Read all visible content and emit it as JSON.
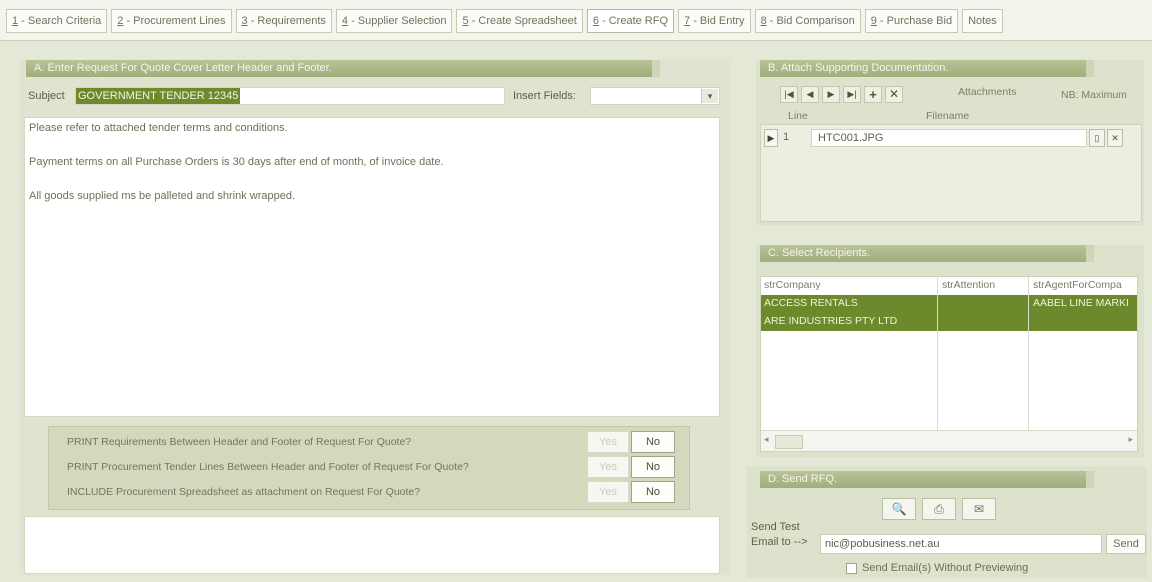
{
  "tabs": [
    {
      "num": "1",
      "label": " - Search Criteria"
    },
    {
      "num": "2",
      "label": " - Procurement Lines"
    },
    {
      "num": "3",
      "label": " - Requirements"
    },
    {
      "num": "4",
      "label": " - Supplier Selection"
    },
    {
      "num": "5",
      "label": " - Create Spreadsheet"
    },
    {
      "num": "6",
      "label": " - Create RFQ"
    },
    {
      "num": "7",
      "label": " - Bid Entry"
    },
    {
      "num": "8",
      "label": " - Bid Comparison"
    },
    {
      "num": "9",
      "label": " - Purchase Bid"
    },
    {
      "num": "",
      "label": "Notes"
    }
  ],
  "panel_a": {
    "title": "A. Enter Request For Quote Cover Letter Header and Footer.",
    "subject_label": "Subject",
    "subject_value": "GOVERNMENT TENDER 12345",
    "insert_label": "Insert Fields:",
    "insert_value": "",
    "body_lines": [
      "Please refer to attached tender terms and conditions.",
      "Payment terms on all Purchase Orders is 30 days after end of month, of invoice date.",
      "All goods supplied ms be palleted and shrink wrapped."
    ],
    "options": [
      {
        "text": "PRINT Requirements Between Header and Footer of Request For Quote?",
        "yes": "Yes",
        "no": "No"
      },
      {
        "text": "PRINT Procurement Tender Lines Between Header and Footer of Request For Quote?",
        "yes": "Yes",
        "no": "No"
      },
      {
        "text": "INCLUDE Procurement Spreadsheet as attachment on Request For Quote?",
        "yes": "Yes",
        "no": "No"
      }
    ],
    "footer_text": ""
  },
  "panel_b": {
    "title": "B. Attach Supporting Documentation.",
    "attachments_label": "Attachments",
    "note": "NB: Maximum",
    "col_line": "Line",
    "col_filename": "Filename",
    "row_line": "1",
    "row_filename": "HTC001.JPG"
  },
  "panel_c": {
    "title": "C. Select Recipients.",
    "headers": [
      "strCompany",
      "strAttention",
      "strAgentForCompa"
    ],
    "rows": [
      [
        "ACCESS RENTALS",
        "",
        "AABEL LINE MARKI"
      ],
      [
        "ARE INDUSTRIES PTY LTD",
        "",
        ""
      ]
    ]
  },
  "panel_d": {
    "title": "D. Send RFQ.",
    "send_test_label": "Send Test",
    "email_to_label": "Email to -->",
    "email_value": "nic@pobusiness.net.au",
    "send_button": "Send",
    "checkbox_label": "Send Email(s) Without Previewing"
  }
}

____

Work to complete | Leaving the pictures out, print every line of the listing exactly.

Answer box |
Read all visible content and emit it as JSON.
{
  "tabs": [
    {
      "num": "1",
      "label": " - Search Criteria"
    },
    {
      "num": "2",
      "label": " - Procurement Lines"
    },
    {
      "num": "3",
      "label": " - Requirements"
    },
    {
      "num": "4",
      "label": " - Supplier Selection"
    },
    {
      "num": "5",
      "label": " - Create Spreadsheet"
    },
    {
      "num": "6",
      "label": " - Create RFQ"
    },
    {
      "num": "7",
      "label": " - Bid Entry"
    },
    {
      "num": "8",
      "label": " - Bid Comparison"
    },
    {
      "num": "9",
      "label": " - Purchase Bid"
    },
    {
      "num": "",
      "label": "Notes"
    }
  ],
  "panel_a": {
    "title": "A. Enter Request For Quote Cover Letter Header and Footer.",
    "subject_label": "Subject",
    "subject_value": "GOVERNMENT TENDER 12345",
    "insert_label": "Insert Fields:",
    "insert_value": "",
    "body_lines": [
      "Please refer to attached tender terms and conditions.",
      "Payment terms on all Purchase Orders is 30 days after end of month, of invoice date.",
      "All goods supplied ms be palleted and shrink wrapped."
    ],
    "options": [
      {
        "text": "PRINT Requirements Between Header and Footer of Request For Quote?",
        "yes": "Yes",
        "no": "No"
      },
      {
        "text": "PRINT Procurement Tender Lines Between Header and Footer of Request For Quote?",
        "yes": "Yes",
        "no": "No"
      },
      {
        "text": "INCLUDE Procurement Spreadsheet as attachment on Request For Quote?",
        "yes": "Yes",
        "no": "No"
      }
    ],
    "footer_text": ""
  },
  "panel_b": {
    "title": "B. Attach Supporting Documentation.",
    "attachments_label": "Attachments",
    "note": "NB: Maximum",
    "col_line": "Line",
    "col_filename": "Filename",
    "row_line": "1",
    "row_filename": "HTC001.JPG"
  },
  "panel_c": {
    "title": "C. Select Recipients.",
    "headers": [
      "strCompany",
      "strAttention",
      "strAgentForCompa"
    ],
    "rows": [
      [
        "ACCESS RENTALS",
        "",
        "AABEL LINE MARKI"
      ],
      [
        "ARE INDUSTRIES PTY LTD",
        "",
        ""
      ]
    ]
  },
  "panel_d": {
    "title": "D. Send RFQ.",
    "send_test_label": "Send Test",
    "email_to_label": "Email to -->",
    "email_value": "nic@pobusiness.net.au",
    "send_button": "Send",
    "checkbox_label": "Send Email(s) Without Previewing"
  }
}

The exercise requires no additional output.